Work instruction
Write out the full listing again. Make no alterations.

Records to process
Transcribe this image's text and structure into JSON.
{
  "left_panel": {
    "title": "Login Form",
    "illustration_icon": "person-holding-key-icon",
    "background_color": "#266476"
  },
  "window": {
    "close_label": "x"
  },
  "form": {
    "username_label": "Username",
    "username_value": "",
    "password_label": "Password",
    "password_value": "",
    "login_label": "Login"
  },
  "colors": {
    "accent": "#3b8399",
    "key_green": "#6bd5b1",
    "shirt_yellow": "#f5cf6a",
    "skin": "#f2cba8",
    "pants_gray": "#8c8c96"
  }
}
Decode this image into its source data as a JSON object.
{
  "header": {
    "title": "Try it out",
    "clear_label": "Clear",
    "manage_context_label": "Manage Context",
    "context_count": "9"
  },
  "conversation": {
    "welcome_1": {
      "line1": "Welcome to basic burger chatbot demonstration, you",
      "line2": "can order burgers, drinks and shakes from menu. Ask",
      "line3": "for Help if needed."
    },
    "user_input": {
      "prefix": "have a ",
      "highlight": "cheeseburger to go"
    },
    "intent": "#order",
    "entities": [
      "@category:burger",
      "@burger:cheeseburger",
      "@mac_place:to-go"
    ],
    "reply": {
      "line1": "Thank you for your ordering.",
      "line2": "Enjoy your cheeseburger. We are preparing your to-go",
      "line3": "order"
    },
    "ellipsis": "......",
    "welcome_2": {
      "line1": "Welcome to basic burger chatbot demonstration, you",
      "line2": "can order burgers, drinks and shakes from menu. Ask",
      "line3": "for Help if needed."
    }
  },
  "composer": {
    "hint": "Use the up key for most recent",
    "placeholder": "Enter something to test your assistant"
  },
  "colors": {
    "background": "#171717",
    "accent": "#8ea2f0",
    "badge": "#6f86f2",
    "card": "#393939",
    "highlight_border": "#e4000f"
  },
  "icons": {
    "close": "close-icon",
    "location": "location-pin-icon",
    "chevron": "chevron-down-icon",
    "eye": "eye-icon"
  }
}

Exercise answer
Transcribe this image's text and structure into JSON.
{
  "left_panel": {
    "title": "Login Form",
    "illustration_icon": "person-holding-key-icon",
    "background_color": "#266476"
  },
  "window": {
    "close_label": "x"
  },
  "form": {
    "username_label": "Username",
    "username_value": "",
    "password_label": "Password",
    "password_value": "",
    "login_label": "Login"
  },
  "colors": {
    "accent": "#3b8399",
    "key_green": "#6bd5b1",
    "shirt_yellow": "#f5cf6a",
    "skin": "#f2cba8",
    "pants_gray": "#8c8c96"
  }
}
Decode this image into its source data as a JSON object.
{
  "header": {
    "title": "Try it out",
    "clear_label": "Clear",
    "manage_context_label": "Manage Context",
    "context_count": "9"
  },
  "conversation": {
    "welcome_1": {
      "line1": "Welcome to basic burger chatbot demonstration, you",
      "line2": "can order burgers, drinks and shakes from menu. Ask",
      "line3": "for Help if needed."
    },
    "user_input": {
      "prefix": "have a ",
      "highlight": "cheeseburger to go"
    },
    "intent": "#order",
    "entities": [
      "@category:burger",
      "@burger:cheeseburger",
      "@mac_place:to-go"
    ],
    "reply": {
      "line1": "Thank you for your ordering.",
      "line2": "Enjoy your cheeseburger. We are preparing your to-go",
      "line3": "order"
    },
    "ellipsis": "......",
    "welcome_2": {
      "line1": "Welcome to basic burger chatbot demonstration, you",
      "line2": "can order burgers, drinks and shakes from menu. Ask",
      "line3": "for Help if needed."
    }
  },
  "composer": {
    "hint": "Use the up key for most recent",
    "placeholder": "Enter something to test your assistant"
  },
  "colors": {
    "background": "#171717",
    "accent": "#8ea2f0",
    "badge": "#6f86f2",
    "card": "#393939",
    "highlight_border": "#e4000f"
  },
  "icons": {
    "close": "close-icon",
    "location": "location-pin-icon",
    "chevron": "chevron-down-icon",
    "eye": "eye-icon"
  }
}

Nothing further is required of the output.